By Benjamin Maxwell
BOSTON – August 12, 2125: Scientists at the Massachusetts Institute of Oceanographic Research (MIOR) held a press conference this morning at their Juniper Point headquarters to reveal the unsettling findings of their continued research into rising sea levels as a result of global warming. The main point of the conference was to dispel the consensus of the past one hundred-plus years that the expected rise in sea levels had been exaggerated, as detailed in research from the Hamburg Meteorological Institute (HMI) as far back as 2014.
“Those results from Marochke (of HMI) have been disputed for years, but there has never been any definitive proof one way or the other,” said Paul Stevenson, director of the MIOR. “I am afraid we have very recently confirmed factors that indicate a catastrophic effect on a huge portion of the world’s coastal areas.”
MIOR has released the 320-page document, according to Stevenson, to spur development of solutions to the expected displacement of billions of the world’s residents who live in coastal areas.
“We once expected a rise (in sea levels) of no more than twenty or thirty feet in a worst-case scenario,” said Stevenson. “Our conservative estimates are looking at a rise of at least one hundred and fifty feet. We estimate that in the United States alone, we will lose, on average, around a hundred miles of our coast.”
A search of the document revealed a map of the east coast after a sea level increase of one hundred and fifty feet. Much of New England, including Boston, is expected to be underwater by 2140. Most major coastal cities will also be devastated, according to the document. New York, Philadelphia, Trenton, Baltimore, Washington D.C., Richmond, Charlotte, Charleston will all be lost.
On the west coast, the picture is not much brighter, as Seattle, Portland, San Francisco, and Los Angeles will also be submerged.
“We are talking about the displacement and relocation of a quarter of a billion people,” said President Nichols. “The American people will pull together and find a way to get through these tragic events.”
Marilee Jameson, U.S. Department of Housing Development, commented that America is facing an almost impossible task of building massive cities from the ground up, in a matter of about fifteen years.
“I’m not saying it’s impossible. But it will be one of the biggest challenges our country has ever faced,” said Jameson.
But not everyone believes relocating people inland in the best solution. Mohammad Almasi of the Dubai Maritime Institute, United Arab Emirates, notes, “There have been such advances in acrylic technologies over the past seventy-five years, that we believe it may be possible to cover an entire city.”
There are countless critics of this idea, but Almasi says that they are perfecting a technological process that will enable them to build a solid acrylic wall in place in a nearly continuous construct. His scientists have successfully created a dome one hundred meters in diameter and twenty meters tall.

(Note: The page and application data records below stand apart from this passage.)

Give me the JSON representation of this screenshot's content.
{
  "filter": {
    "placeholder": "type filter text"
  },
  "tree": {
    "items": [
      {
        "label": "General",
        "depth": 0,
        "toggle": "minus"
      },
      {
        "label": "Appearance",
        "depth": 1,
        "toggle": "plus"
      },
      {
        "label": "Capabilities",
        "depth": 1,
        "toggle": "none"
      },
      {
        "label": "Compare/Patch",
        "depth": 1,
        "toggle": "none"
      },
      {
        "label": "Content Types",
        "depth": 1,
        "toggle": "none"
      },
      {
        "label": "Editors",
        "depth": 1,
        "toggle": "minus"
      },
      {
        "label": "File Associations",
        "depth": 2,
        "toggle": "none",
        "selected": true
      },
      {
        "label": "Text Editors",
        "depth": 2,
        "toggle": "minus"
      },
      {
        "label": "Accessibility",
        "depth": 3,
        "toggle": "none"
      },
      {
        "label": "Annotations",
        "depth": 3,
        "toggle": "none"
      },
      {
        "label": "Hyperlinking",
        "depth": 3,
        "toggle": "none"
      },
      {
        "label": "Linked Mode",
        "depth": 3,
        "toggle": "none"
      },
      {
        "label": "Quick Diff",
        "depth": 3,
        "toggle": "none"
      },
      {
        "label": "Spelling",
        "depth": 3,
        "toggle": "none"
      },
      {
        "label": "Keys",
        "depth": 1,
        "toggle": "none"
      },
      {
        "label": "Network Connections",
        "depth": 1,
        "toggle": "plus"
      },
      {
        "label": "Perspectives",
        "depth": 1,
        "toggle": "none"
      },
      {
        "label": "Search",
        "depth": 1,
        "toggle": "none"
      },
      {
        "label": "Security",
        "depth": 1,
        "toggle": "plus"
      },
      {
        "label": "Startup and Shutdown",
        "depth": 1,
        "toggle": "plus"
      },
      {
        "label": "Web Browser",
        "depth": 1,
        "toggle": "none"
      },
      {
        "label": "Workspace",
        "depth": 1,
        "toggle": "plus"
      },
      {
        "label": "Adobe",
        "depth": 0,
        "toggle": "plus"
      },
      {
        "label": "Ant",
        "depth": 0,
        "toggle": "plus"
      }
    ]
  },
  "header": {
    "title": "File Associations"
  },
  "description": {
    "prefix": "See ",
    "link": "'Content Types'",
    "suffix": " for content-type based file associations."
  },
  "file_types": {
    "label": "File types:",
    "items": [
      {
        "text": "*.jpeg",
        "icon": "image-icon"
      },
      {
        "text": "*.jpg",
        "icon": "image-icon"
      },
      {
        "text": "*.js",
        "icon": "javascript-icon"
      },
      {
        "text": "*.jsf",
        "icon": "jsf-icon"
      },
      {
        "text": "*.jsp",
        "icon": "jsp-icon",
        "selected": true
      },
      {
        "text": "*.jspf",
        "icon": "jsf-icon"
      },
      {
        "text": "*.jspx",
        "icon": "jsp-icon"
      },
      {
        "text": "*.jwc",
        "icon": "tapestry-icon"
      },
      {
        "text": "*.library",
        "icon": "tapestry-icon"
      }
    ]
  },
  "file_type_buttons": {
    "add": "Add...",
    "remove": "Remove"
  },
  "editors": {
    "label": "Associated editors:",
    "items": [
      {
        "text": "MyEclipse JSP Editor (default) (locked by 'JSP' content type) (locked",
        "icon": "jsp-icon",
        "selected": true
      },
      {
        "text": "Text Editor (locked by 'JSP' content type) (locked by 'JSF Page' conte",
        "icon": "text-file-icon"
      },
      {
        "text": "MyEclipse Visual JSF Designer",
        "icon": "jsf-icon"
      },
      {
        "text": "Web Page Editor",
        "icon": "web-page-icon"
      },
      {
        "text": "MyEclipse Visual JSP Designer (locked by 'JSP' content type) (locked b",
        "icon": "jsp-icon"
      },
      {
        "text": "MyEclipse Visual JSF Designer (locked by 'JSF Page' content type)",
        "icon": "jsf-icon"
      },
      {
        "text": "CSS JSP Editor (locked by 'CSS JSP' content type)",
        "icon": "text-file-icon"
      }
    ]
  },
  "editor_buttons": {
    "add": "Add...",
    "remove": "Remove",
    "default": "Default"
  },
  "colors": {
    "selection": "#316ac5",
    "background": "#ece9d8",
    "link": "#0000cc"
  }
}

“But this is just a proof of concept,” Almasi said. “It’s one thing to build a dome on land in the middle of a desert, but quite another to have a dome that can withstand the pressure of being underwater.”
Still, Almasi remains confident that it can be done.
The feasibility of such endeavors remains to be seen. Building dozens of cities capable of housing a quarter of a billion people in the next fifteen years doesn’t seem much more realistic to some. In either case, the clock is ticking, and we are going to need a bold plan to avoid disaster.
Ben Maxwell is a staff writer for the Boston Chronicle. His stories focus largely on environmental issues and health matters. You can follow him online at our web site.